So what’s the key to selling frozen treats in a pizzeria setting? “A picture says a thousand words,” Manzon notes. “We often display beautiful photos of our shakes on the wall, next to the order counter or right on the counter itself so that all the guest has to do is point to it. It’s a proven fact that whenever we display pictures of our milkshakes, we sell more.”
Clancy agrees with that approach. “The more our customers see, the better the ice cream sells,” he says. “We take pictures of our special frozen desserts.” Clancy uses two display cases to show off his 16-plus flavors of ice cream. Guests often can’t resist the temptation, even if they came in just for pizza, he says. And to bring customers through the door in the first place, Clancy offers ice cream specials and advertises with coupons and e-mails to current customers.
At Oscar’s, Hyndman occasionally offers coupons that feature ice cream, such as a free small dish with the purchase of a pizza. Sampling can pay off, too. “We give a taste spoon to anyone who will take one,” he says. “I offer it to all of the tables I wait on by saying, ‘Which one of our ice cream flavors would you like to try today?’”

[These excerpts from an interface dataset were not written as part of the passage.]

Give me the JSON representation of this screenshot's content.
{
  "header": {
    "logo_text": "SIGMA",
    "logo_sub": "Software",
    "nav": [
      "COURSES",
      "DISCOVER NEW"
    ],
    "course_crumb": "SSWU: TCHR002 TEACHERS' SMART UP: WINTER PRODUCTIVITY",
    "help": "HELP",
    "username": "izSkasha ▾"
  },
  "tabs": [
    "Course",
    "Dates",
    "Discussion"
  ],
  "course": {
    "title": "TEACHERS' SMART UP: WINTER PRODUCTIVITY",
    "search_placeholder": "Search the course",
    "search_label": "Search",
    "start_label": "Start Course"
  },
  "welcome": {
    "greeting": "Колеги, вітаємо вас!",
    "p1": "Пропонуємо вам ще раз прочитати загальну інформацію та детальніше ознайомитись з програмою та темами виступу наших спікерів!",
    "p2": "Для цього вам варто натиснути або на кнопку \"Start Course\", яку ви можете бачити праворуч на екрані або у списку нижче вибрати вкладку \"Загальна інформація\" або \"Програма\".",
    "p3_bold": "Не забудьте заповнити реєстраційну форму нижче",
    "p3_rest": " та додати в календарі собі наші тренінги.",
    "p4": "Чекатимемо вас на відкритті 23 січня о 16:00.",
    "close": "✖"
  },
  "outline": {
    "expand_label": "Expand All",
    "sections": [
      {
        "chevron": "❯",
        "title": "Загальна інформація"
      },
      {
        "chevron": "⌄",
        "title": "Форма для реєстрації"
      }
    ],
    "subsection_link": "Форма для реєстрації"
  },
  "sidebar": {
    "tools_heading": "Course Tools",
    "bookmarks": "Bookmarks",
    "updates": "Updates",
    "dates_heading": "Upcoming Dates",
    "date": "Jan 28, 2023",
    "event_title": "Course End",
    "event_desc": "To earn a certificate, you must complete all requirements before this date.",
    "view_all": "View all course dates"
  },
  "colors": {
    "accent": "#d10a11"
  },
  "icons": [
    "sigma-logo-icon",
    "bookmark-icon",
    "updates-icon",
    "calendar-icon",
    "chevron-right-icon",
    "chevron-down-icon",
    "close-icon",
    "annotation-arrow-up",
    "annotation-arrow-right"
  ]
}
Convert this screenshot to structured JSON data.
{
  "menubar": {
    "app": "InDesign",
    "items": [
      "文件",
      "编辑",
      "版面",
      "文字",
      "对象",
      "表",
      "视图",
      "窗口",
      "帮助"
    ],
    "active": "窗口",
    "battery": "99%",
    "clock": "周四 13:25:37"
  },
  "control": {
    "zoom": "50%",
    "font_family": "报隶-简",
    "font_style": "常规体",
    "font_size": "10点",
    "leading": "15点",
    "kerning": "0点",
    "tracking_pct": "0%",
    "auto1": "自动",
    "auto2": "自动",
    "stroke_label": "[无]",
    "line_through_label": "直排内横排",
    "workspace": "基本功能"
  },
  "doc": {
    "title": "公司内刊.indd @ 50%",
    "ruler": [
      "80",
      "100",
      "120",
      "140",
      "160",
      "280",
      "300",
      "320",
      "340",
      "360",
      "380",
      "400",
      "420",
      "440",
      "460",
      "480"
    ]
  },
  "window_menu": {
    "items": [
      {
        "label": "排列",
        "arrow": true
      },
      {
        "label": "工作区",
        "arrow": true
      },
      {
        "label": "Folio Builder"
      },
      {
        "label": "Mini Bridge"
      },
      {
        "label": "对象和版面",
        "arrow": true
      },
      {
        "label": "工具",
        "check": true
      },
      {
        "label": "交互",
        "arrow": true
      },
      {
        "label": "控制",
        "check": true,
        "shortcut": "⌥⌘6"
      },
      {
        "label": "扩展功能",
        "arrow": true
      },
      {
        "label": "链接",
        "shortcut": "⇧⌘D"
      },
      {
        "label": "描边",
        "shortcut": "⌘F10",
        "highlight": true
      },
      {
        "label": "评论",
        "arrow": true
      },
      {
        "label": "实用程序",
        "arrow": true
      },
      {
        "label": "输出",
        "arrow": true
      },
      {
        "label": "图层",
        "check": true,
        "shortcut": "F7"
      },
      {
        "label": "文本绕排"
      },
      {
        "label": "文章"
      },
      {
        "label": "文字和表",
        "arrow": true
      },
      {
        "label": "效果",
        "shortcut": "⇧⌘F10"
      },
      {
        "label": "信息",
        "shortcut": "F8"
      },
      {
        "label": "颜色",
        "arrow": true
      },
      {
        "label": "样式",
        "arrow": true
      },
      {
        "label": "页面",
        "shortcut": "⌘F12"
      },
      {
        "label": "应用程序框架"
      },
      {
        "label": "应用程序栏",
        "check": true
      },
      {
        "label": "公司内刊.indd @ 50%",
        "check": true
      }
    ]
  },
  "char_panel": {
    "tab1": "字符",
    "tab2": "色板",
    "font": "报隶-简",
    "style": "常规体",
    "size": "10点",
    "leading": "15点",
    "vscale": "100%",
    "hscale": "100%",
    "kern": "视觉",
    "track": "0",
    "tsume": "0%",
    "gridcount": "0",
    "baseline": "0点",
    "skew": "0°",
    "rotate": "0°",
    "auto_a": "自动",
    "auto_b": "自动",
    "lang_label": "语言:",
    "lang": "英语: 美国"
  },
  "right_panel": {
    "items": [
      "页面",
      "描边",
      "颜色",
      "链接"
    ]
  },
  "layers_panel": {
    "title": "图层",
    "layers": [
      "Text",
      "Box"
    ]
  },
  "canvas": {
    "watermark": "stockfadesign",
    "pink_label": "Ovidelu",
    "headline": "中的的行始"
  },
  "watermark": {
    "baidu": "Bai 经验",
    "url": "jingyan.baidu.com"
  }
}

“In new markets, the best way to market our shakes is to sample them,” Manzon agrees. “We pass out small samples of the different varieties for the guests to try. Once they try them, they’re hooked!”
The key is to develop frozen treats that make sense with your existing menu, Hillard concludes. “Make sure it fits in with the integrity of the brand and its offerings,” she adds. “If businesses pride themselves on high-quality pizza, the same should be said for their desserts. Well-thought-out additions should complement the existing lines.”
And who knows? Maybe you’ll hit on your own recipe for pizza ice cream like Little Baby’s. Angevine says his team developed the treat to honor neighbor Pizza Brain’s induction into the Guinness Book of World Records for its collection of pizza-related memorabilia. “Some folks think it’s funny, some think it’s gross, but some absolutely love it and come in once a week like clockwork to order a pizza milkshake,” he says. “There are a brave few who order a ‘Frankford Avenue Taco,’ which is a slice of pepperoni pizza from Pizza Brain with two mini-scoops of pizza ice cream on top. It’s wild!”